◆ **DATASET RECORDS**
--- --- ---
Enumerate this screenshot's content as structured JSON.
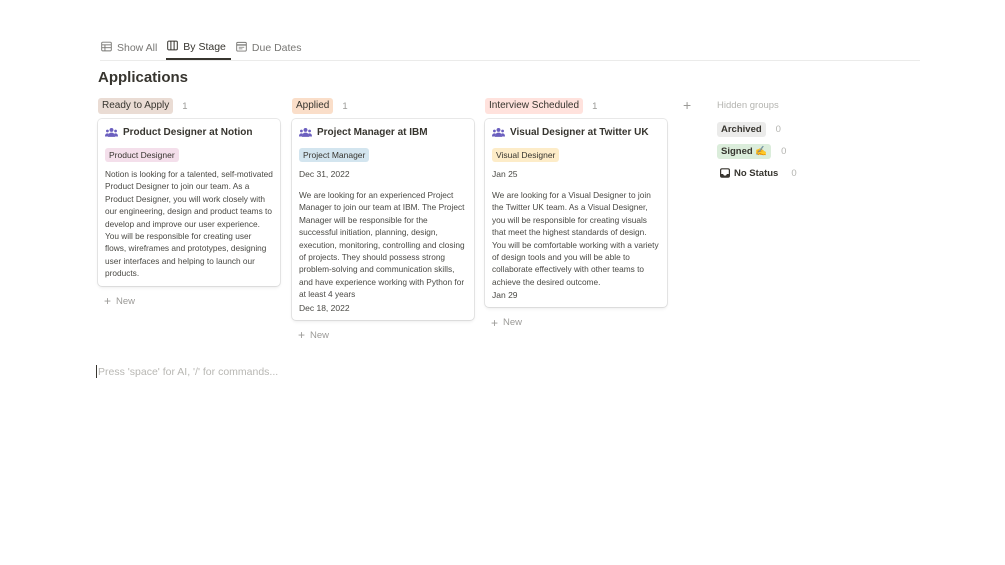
{
  "view_tabs": [
    {
      "label": "Show All",
      "icon": "table-icon"
    },
    {
      "label": "By Stage",
      "icon": "board-icon"
    },
    {
      "label": "Due Dates",
      "icon": "calendar-icon"
    }
  ],
  "title": "Applications",
  "columns": [
    {
      "stage": "Ready to Apply",
      "count": "1",
      "stage_color": "#eadcd4",
      "card": {
        "title": "Product Designer at Notion",
        "tag": "Product Designer",
        "tag_color": "#f4dfeb",
        "description": "Notion is looking for a talented, self-motivated Product Designer to join our team. As a Product Designer, you will work closely with our engineering, design and product teams to develop and improve our user experience. You will be responsible for creating user flows, wireframes and prototypes, designing user interfaces and helping to launch our products."
      },
      "new_label": "New"
    },
    {
      "stage": "Applied",
      "count": "1",
      "stage_color": "#fadec9",
      "card": {
        "title": "Project Manager at IBM",
        "tag": "Project Manager",
        "tag_color": "#d3e5ef",
        "date_top": "Dec 31, 2022",
        "description": "We are looking for an experienced Project Manager to join our team at IBM. The Project Manager will be responsible for the successful initiation, planning, design, execution, monitoring, controlling and closing of projects. They should possess strong problem-solving and communication skills, and have experience working with Python for at least 4 years",
        "date_bottom": "Dec 18, 2022"
      },
      "new_label": "New"
    },
    {
      "stage": "Interview Scheduled",
      "count": "1",
      "stage_color": "#ffe2dd",
      "card": {
        "title": "Visual Designer at Twitter UK",
        "tag": "Visual Designer",
        "tag_color": "#fdecc8",
        "date_top": "Jan 25",
        "description": "We are looking for a Visual Designer to join the Twitter UK team. As a Visual Designer, you will be responsible for creating visuals that meet the highest standards of design. You will be comfortable working with a variety of design tools and you will be able to collaborate effectively with other teams to achieve the desired outcome.",
        "date_bottom": "Jan 29"
      },
      "new_label": "New"
    }
  ],
  "add_group_label": "+",
  "hidden_groups": {
    "header": "Hidden groups",
    "items": [
      {
        "label": "Archived",
        "count": "0",
        "color": "#ebebea"
      },
      {
        "label": "Signed ✍️",
        "count": "0",
        "color": "#dbeddb"
      },
      {
        "label": "No Status",
        "count": "0",
        "icon": "inbox-icon"
      }
    ]
  },
  "command_placeholder": "Press 'space' for AI, '/' for commands..."
}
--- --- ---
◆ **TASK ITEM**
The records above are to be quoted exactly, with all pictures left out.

◆ **RESPONSE TO THE EXERCISE**
Enumerate this screenshot's content as structured JSON.
{
  "view_tabs": [
    {
      "label": "Show All",
      "icon": "table-icon"
    },
    {
      "label": "By Stage",
      "icon": "board-icon"
    },
    {
      "label": "Due Dates",
      "icon": "calendar-icon"
    }
  ],
  "title": "Applications",
  "columns": [
    {
      "stage": "Ready to Apply",
      "count": "1",
      "stage_color": "#eadcd4",
      "card": {
        "title": "Product Designer at Notion",
        "tag": "Product Designer",
        "tag_color": "#f4dfeb",
        "description": "Notion is looking for a talented, self-motivated Product Designer to join our team. As a Product Designer, you will work closely with our engineering, design and product teams to develop and improve our user experience. You will be responsible for creating user flows, wireframes and prototypes, designing user interfaces and helping to launch our products."
      },
      "new_label": "New"
    },
    {
      "stage": "Applied",
      "count": "1",
      "stage_color": "#fadec9",
      "card": {
        "title": "Project Manager at IBM",
        "tag": "Project Manager",
        "tag_color": "#d3e5ef",
        "date_top": "Dec 31, 2022",
        "description": "We are looking for an experienced Project Manager to join our team at IBM. The Project Manager will be responsible for the successful initiation, planning, design, execution, monitoring, controlling and closing of projects. They should possess strong problem-solving and communication skills, and have experience working with Python for at least 4 years",
        "date_bottom": "Dec 18, 2022"
      },
      "new_label": "New"
    },
    {
      "stage": "Interview Scheduled",
      "count": "1",
      "stage_color": "#ffe2dd",
      "card": {
        "title": "Visual Designer at Twitter UK",
        "tag": "Visual Designer",
        "tag_color": "#fdecc8",
        "date_top": "Jan 25",
        "description": "We are looking for a Visual Designer to join the Twitter UK team. As a Visual Designer, you will be responsible for creating visuals that meet the highest standards of design. You will be comfortable working with a variety of design tools and you will be able to collaborate effectively with other teams to achieve the desired outcome.",
        "date_bottom": "Jan 29"
      },
      "new_label": "New"
    }
  ],
  "add_group_label": "+",
  "hidden_groups": {
    "header": "Hidden groups",
    "items": [
      {
        "label": "Archived",
        "count": "0",
        "color": "#ebebea"
      },
      {
        "label": "Signed ✍️",
        "count": "0",
        "color": "#dbeddb"
      },
      {
        "label": "No Status",
        "count": "0",
        "icon": "inbox-icon"
      }
    ]
  },
  "command_placeholder": "Press 'space' for AI, '/' for commands..."
}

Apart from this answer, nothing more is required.